Debt To Income Ratio

The fact is, most of us have debt. Some more than others, but it is a constant part of many of our lives. This can be something that you are comfortable with, or something that causes a lot of stress. And which camp you fall into may be linked to a subject that is not discussed much. The debt to income ratio.

Debt To Income Ratio – Example

Let’s use a perhaps bizarre example to show how the seriousness of a debt level is not always linked to the pure amount, but the ability to manage it. Manchester United have been saddled with debt ever since the Glazer family took over the club over 15 years ago. Debt currently is thought to total around £400m. That is a staggering amount that would sink most businesses globally with immediate effect. But Manchester United are under no threat of that whatsoever, In fact, expect them to spend another £100m+ in the summer in the midst of a pandemic. Why are they not at threat? Well not only because the value of the club itself dwarfs that debt amount, but their income means the debt is pretty easy to manage.

Too Much Debt?

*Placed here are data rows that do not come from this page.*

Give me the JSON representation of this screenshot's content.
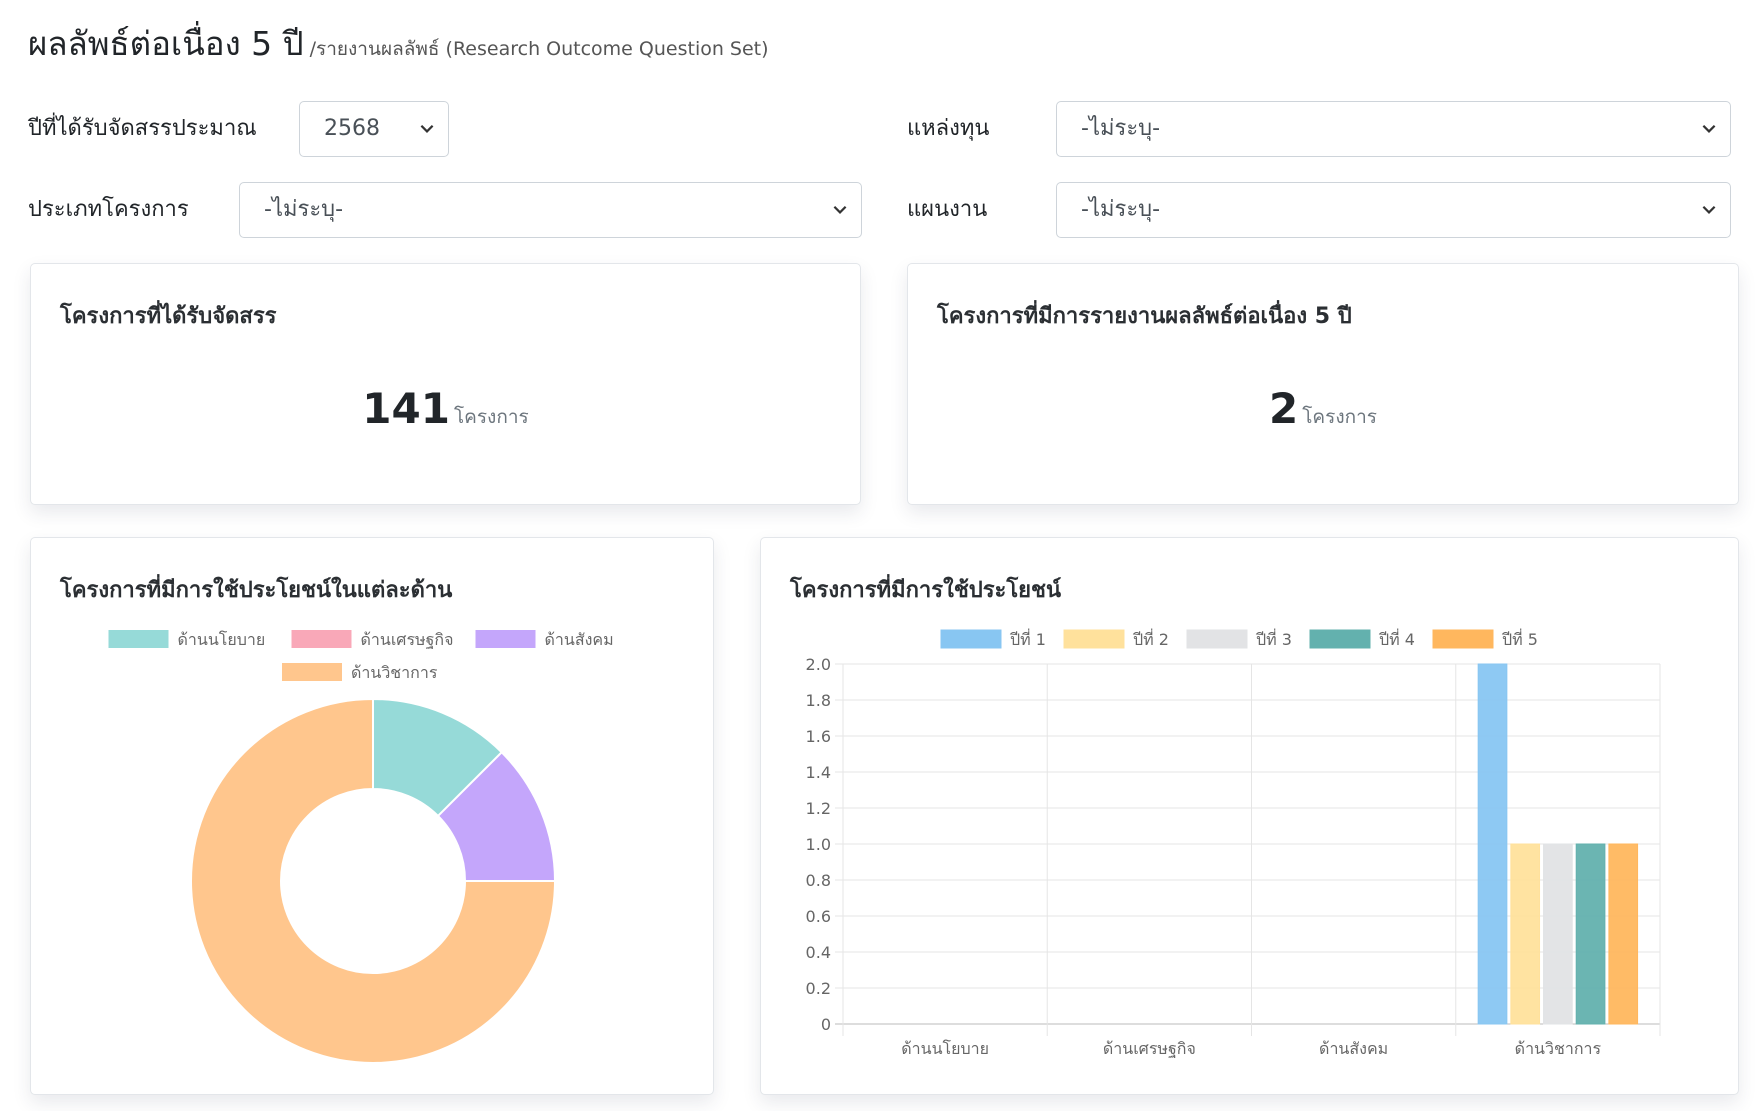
{
  "header": {
    "title": "ผลลัพธ์ต่อเนื่อง 5 ปี",
    "subtitle": "/รายงานผลลัพธ์ (Research Outcome Question Set)"
  },
  "filters": {
    "budget_year_label": "ปีที่ได้รับจัดสรรประมาณ",
    "budget_year_value": "2568",
    "funding_source_label": "แหล่งทุน",
    "funding_source_value": "-ไม่ระบุ-",
    "project_type_label": "ประเภทโครงการ",
    "project_type_value": "-ไม่ระบุ-",
    "plan_label": "แผนงาน",
    "plan_value": "-ไม่ระบุ-"
  },
  "stats": {
    "allocated_title": "โครงการที่ได้รับจัดสรร",
    "allocated_value": "141",
    "allocated_unit": "โครงการ",
    "reported_title": "โครงการที่มีการรายงานผลลัพธ์ต่อเนื่อง 5 ปี",
    "reported_value": "2",
    "reported_unit": "โครงการ"
  },
  "colors": {
    "policy": "#96DAD8",
    "economic": "#F9A8B8",
    "social": "#C4A6FB",
    "academic": "#FFC68D",
    "year1": "#88C6F2",
    "year2": "#FFE19C",
    "year3": "#E2E3E5",
    "year4": "#63B1AE",
    "year5": "#FFB75E"
  },
  "chart_data": [
    {
      "type": "pie",
      "variant": "doughnut",
      "title": "โครงการที่มีการใช้ประโยชน์ในแต่ละด้าน",
      "legend_position": "top",
      "categories": [
        "ด้านนโยบาย",
        "ด้านเศรษฐกิจ",
        "ด้านสังคม",
        "ด้านวิชาการ"
      ],
      "values": [
        1,
        0,
        1,
        6
      ],
      "colors": [
        "#96DAD8",
        "#F9A8B8",
        "#C4A6FB",
        "#FFC68D"
      ]
    },
    {
      "type": "bar",
      "title": "โครงการที่มีการใช้ประโยชน์",
      "legend_position": "top",
      "categories": [
        "ด้านนโยบาย",
        "ด้านเศรษฐกิจ",
        "ด้านสังคม",
        "ด้านวิชาการ"
      ],
      "series": [
        {
          "name": "ปีที่ 1",
          "values": [
            0,
            0,
            0,
            2
          ],
          "color": "#88C6F2"
        },
        {
          "name": "ปีที่ 2",
          "values": [
            0,
            0,
            0,
            1
          ],
          "color": "#FFE19C"
        },
        {
          "name": "ปีที่ 3",
          "values": [
            0,
            0,
            0,
            1
          ],
          "color": "#E2E3E5"
        },
        {
          "name": "ปีที่ 4",
          "values": [
            0,
            0,
            0,
            1
          ],
          "color": "#63B1AE"
        },
        {
          "name": "ปีที่ 5",
          "values": [
            0,
            0,
            0,
            1
          ],
          "color": "#FFB75E"
        }
      ],
      "ylim": [
        0,
        2.0
      ],
      "yticks": [
        "0",
        "0.2",
        "0.4",
        "0.6",
        "0.8",
        "1.0",
        "1.2",
        "1.4",
        "1.6",
        "1.8",
        "2.0"
      ],
      "grid": true
    }
  ]
}
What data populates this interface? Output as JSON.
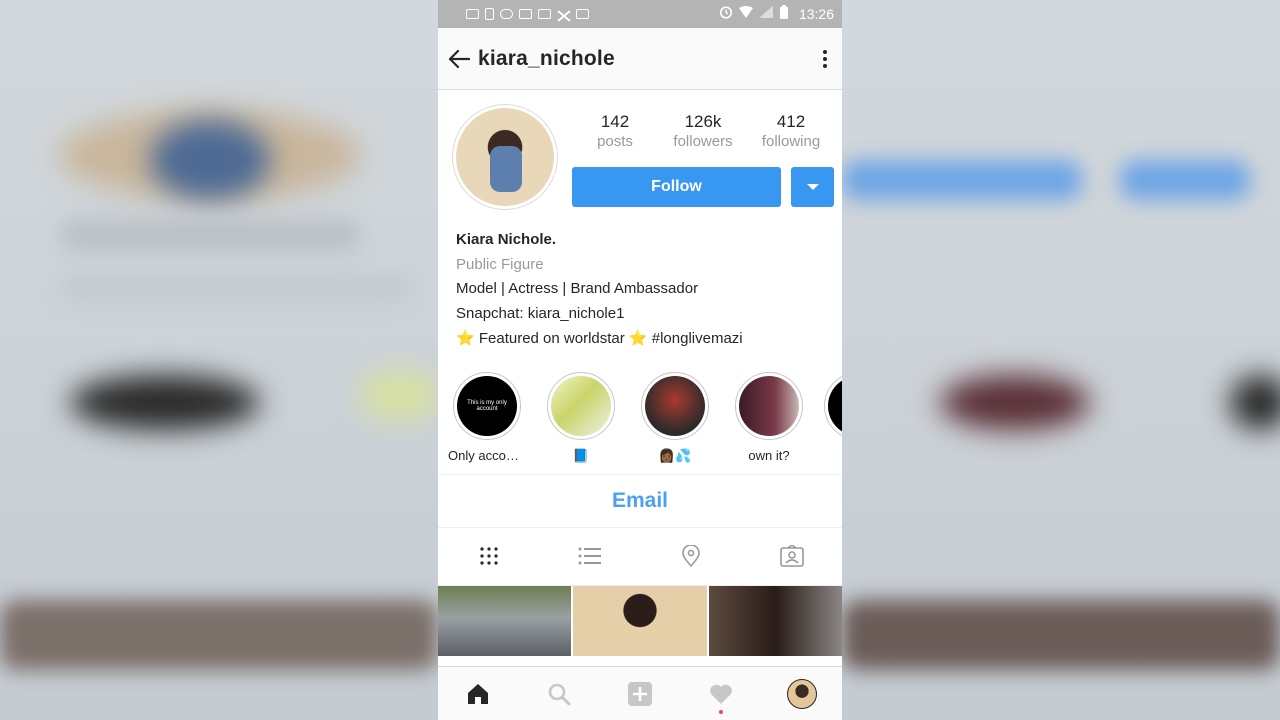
{
  "status_bar": {
    "time": "13:26"
  },
  "header": {
    "username": "kiara_nichole"
  },
  "stats": [
    {
      "value": "142",
      "label": "posts"
    },
    {
      "value": "126k",
      "label": "followers"
    },
    {
      "value": "412",
      "label": "following"
    }
  ],
  "actions": {
    "follow_label": "Follow"
  },
  "bio": {
    "name": "Kiara Nichole.",
    "category": "Public Figure",
    "line1": "Model | Actress | Brand Ambassador",
    "line2": "Snapchat: kiara_nichole1",
    "line3": "⭐ Featured on worldstar ⭐ #longlivemazi"
  },
  "highlights": [
    {
      "label": "Only accoun...",
      "thumb_text": "This is my only account",
      "color": "#000000"
    },
    {
      "label": "📘",
      "color": "#cfd7a8"
    },
    {
      "label": "👩🏾💦",
      "color": "#7a2a28"
    },
    {
      "label": "own it?",
      "color": "#5a2a3a"
    }
  ],
  "contact": {
    "email_label": "Email"
  },
  "tabs": [
    "grid-icon",
    "list-icon",
    "location-pin-icon",
    "tagged-icon"
  ],
  "bottom_nav": [
    "home-icon",
    "search-icon",
    "add-post-icon",
    "activity-heart-icon",
    "profile-avatar"
  ],
  "colors": {
    "accent": "#3897f0",
    "status_bar": "#b4b4b4",
    "notification_dot": "#ed4956"
  }
}
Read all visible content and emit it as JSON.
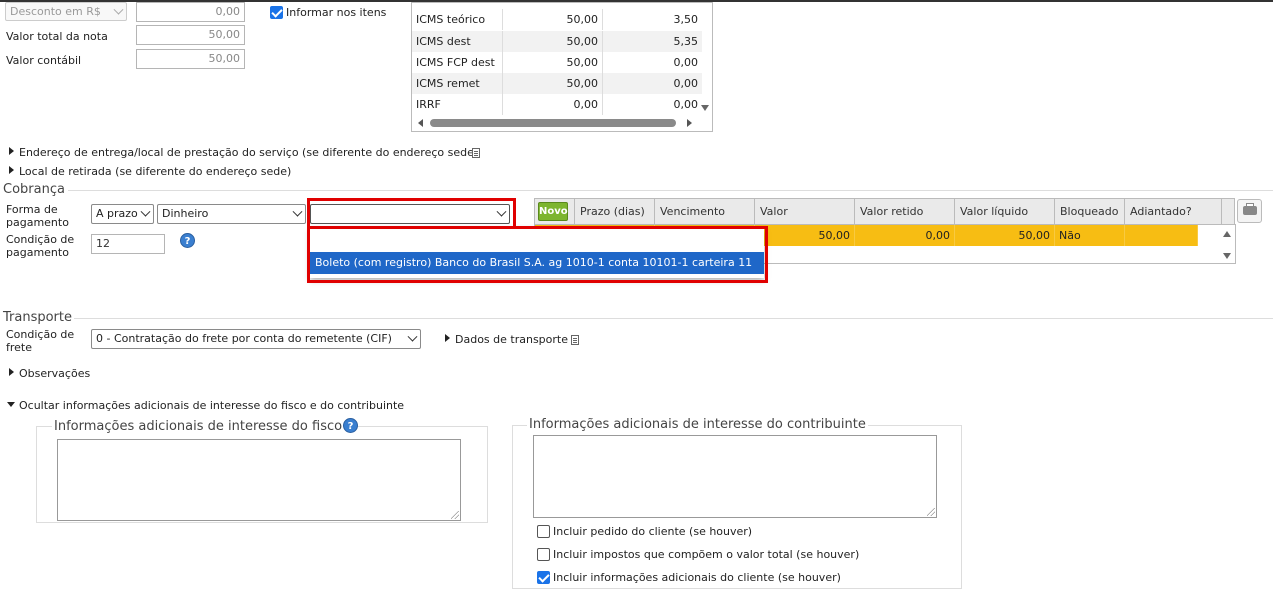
{
  "totals": {
    "desconto_select": "Desconto em R$",
    "desconto_value": "0,00",
    "informar_itens_label": "Informar nos itens",
    "informar_itens_checked": true,
    "valor_total_label": "Valor total da nota",
    "valor_total_value": "50,00",
    "valor_contabil_label": "Valor contábil",
    "valor_contabil_value": "50,00"
  },
  "taxes": [
    {
      "name": "ICMS teórico",
      "base": "50,00",
      "value": "3,50"
    },
    {
      "name": "ICMS dest",
      "base": "50,00",
      "value": "5,35"
    },
    {
      "name": "ICMS FCP dest",
      "base": "50,00",
      "value": "0,00"
    },
    {
      "name": "ICMS remet",
      "base": "50,00",
      "value": "0,00"
    },
    {
      "name": "IRRF",
      "base": "0,00",
      "value": "0,00"
    }
  ],
  "links": {
    "endereco_entrega": "Endereço de entrega/local de prestação do serviço (se diferente do endereço sede)",
    "local_retirada": "Local de retirada (se diferente do endereço sede)"
  },
  "cobranca": {
    "title": "Cobrança",
    "forma_label": "Forma de pagamento",
    "forma_tipo": "A prazo",
    "forma_meio": "Dinheiro",
    "forma_conta": "",
    "condicao_label": "Condição de pagamento",
    "condicao_value": "12",
    "dropdown_options": [
      "",
      "Boleto (com registro) Banco do Brasil S.A. ag 1010-1 conta 10101-1 carteira 11"
    ],
    "novo_label": "Novo",
    "grid_headers": [
      "Prazo (dias)",
      "Vencimento",
      "Valor",
      "Valor retido",
      "Valor líquido",
      "Bloqueado",
      "Adiantado?"
    ],
    "grid_row": {
      "prazo": "",
      "vencimento": "",
      "valor": "50,00",
      "retido": "0,00",
      "liquido": "50,00",
      "bloqueado": "Não",
      "adiantado": ""
    }
  },
  "transporte": {
    "title": "Transporte",
    "condicao_label": "Condição de frete",
    "condicao_value": "0 - Contratação do frete por conta do remetente (CIF)",
    "dados_label": "Dados de transporte"
  },
  "observacoes_label": "Observações",
  "info_adicionais": {
    "toggle_label": "Ocultar informações adicionais de interesse do fisco e do contribuinte",
    "fisco_title": "Informações adicionais de interesse do fisco",
    "contribuinte_title": "Informações adicionais de interesse do contribuinte",
    "checkboxes": [
      {
        "label": "Incluir pedido do cliente (se houver)",
        "checked": false
      },
      {
        "label": "Incluir impostos que compõem o valor total (se houver)",
        "checked": false
      },
      {
        "label": "Incluir informações adicionais do cliente (se houver)",
        "checked": true
      }
    ]
  },
  "colors": {
    "accent": "#1f67c8",
    "highlight_row": "#f7bd13",
    "novo": "#7db52f",
    "annotation": "#e00000"
  }
}
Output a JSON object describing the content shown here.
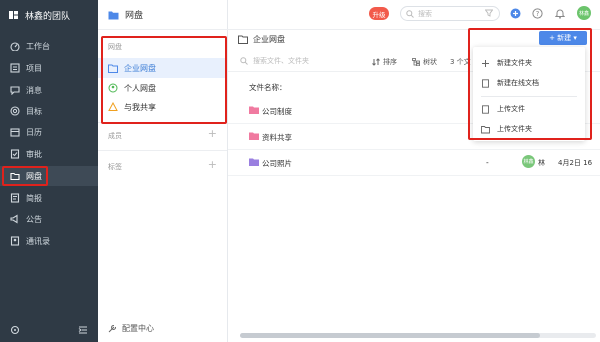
{
  "team": {
    "name": "林鑫的团队"
  },
  "nav": [
    {
      "label": "工作台",
      "icon": "dashboard-icon"
    },
    {
      "label": "项目",
      "icon": "project-icon"
    },
    {
      "label": "消息",
      "icon": "message-icon"
    },
    {
      "label": "目标",
      "icon": "target-icon"
    },
    {
      "label": "日历",
      "icon": "calendar-icon"
    },
    {
      "label": "审批",
      "icon": "approval-icon"
    },
    {
      "label": "网盘",
      "icon": "folder-icon",
      "active": true
    },
    {
      "label": "简报",
      "icon": "report-icon"
    },
    {
      "label": "公告",
      "icon": "announcement-icon"
    },
    {
      "label": "通讯录",
      "icon": "contacts-icon"
    }
  ],
  "panel": {
    "title": "网盘",
    "section_drive": "网盘",
    "items": [
      {
        "label": "企业网盘",
        "icon": "enterprise-drive-icon",
        "selected": true
      },
      {
        "label": "个人网盘",
        "icon": "personal-drive-icon"
      },
      {
        "label": "与我共享",
        "icon": "shared-icon"
      }
    ],
    "section_members": "成员",
    "section_tags": "标签",
    "config": "配置中心"
  },
  "topbar": {
    "upgrade": "升级",
    "search_placeholder": "搜索",
    "avatar": "林鑫"
  },
  "main": {
    "title": "企业网盘",
    "new_button": "+ 新建 ▾",
    "search_placeholder": "搜索文件、文件夹",
    "sort_label": "排序",
    "tree_label": "树状",
    "count_label": "3 个文",
    "column_name": "文件名称：",
    "files": [
      {
        "name": "公司制度",
        "color": "#f07aa0",
        "dash": "",
        "owner": "",
        "date": ""
      },
      {
        "name": "资料共享",
        "color": "#f07aa0",
        "dash": "",
        "owner": "",
        "date": ""
      },
      {
        "name": "公司照片",
        "color": "#9a7fe0",
        "dash": "-",
        "avatar": "林鑫",
        "owner": "林",
        "date": "4月2日 16"
      }
    ]
  },
  "dropdown": {
    "items": [
      {
        "label": "新建文件夹",
        "icon": "new-folder-icon"
      },
      {
        "label": "新建在线文档",
        "icon": "new-doc-icon"
      },
      {
        "label": "上传文件",
        "icon": "upload-file-icon"
      },
      {
        "label": "上传文件夹",
        "icon": "upload-folder-icon"
      }
    ]
  },
  "colors": {
    "sidebar": "#2f3a45",
    "accent": "#4d88e8",
    "highlight": "#e0221c"
  }
}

So just how much debt should be considered too much, or excessive? That varies according to personal circumstances. A £1000 debt for me to buy a new computer could cause me sleepless nights, whilst a family may take on a £300k mortgage without any concern whatsoever. However, the general consensus is that debt should stay below 40’% of income whenever possible. Perhaps mortgages could be excused from that calculation as they are a unique form of debt and something of an outlier during this debate.

Debt-to-Income Ratio

Many people have no idea how much debt they have, so determining a ratio is not easy! So if that sounds like your situation, the first thing you must do is sit down and work it out. Use a similar formula that lenders rely on when evaluating a financial application. The ratio is simple. It is your total monthly debt payments divided by your gross monthly income. The result is a percentage that determines your creditworthiness. It says whether you are an attractive proposition for lenders. But just as importantly, it perhaps suggests how well placed you are to deal with your personal debt.

Debt To Income Ratio – Exclusions

As mentioned briefly already, your ratio typically excludes mortgage and perhaps also student loans. It takes into account credit card payments, auto loans, medical bills, personal and payday loans, and any other similar debts.

Debt To Income Ratio – Assessing Debt Ratios

Less than 15%: Your debt load is within an affordable range. Between 15% and 39%: Your debt load is stable but on the high end, especially the closer you are to 40%. 40% or more: Your debt load is high risk.

Debt in itself is not a bad thing, remember, it is more nuanced than that. Without mortgages for example, home ownership would be impossible for most people. Debt allows purchases to be made that would never be otherwise. But what is important is to separate your debt into two categories. Good debt, such as a low-interest loan or mortgage, against bad debt, such as a payday loan that comes with huge interest rates. Or a credit card that you can’t afford to pay off.

Take Action

If your debt-to-income ratio is high, taking steps right away is an absolute priority.  For your future, your stress levels, and the peace of mind you will gain from confronting a debt problem. Try paying off high-interest credit card balances one by one. Seek advice from a financial adviser or debt counsellor if need be. It is their job to make your life easier and search for solutions.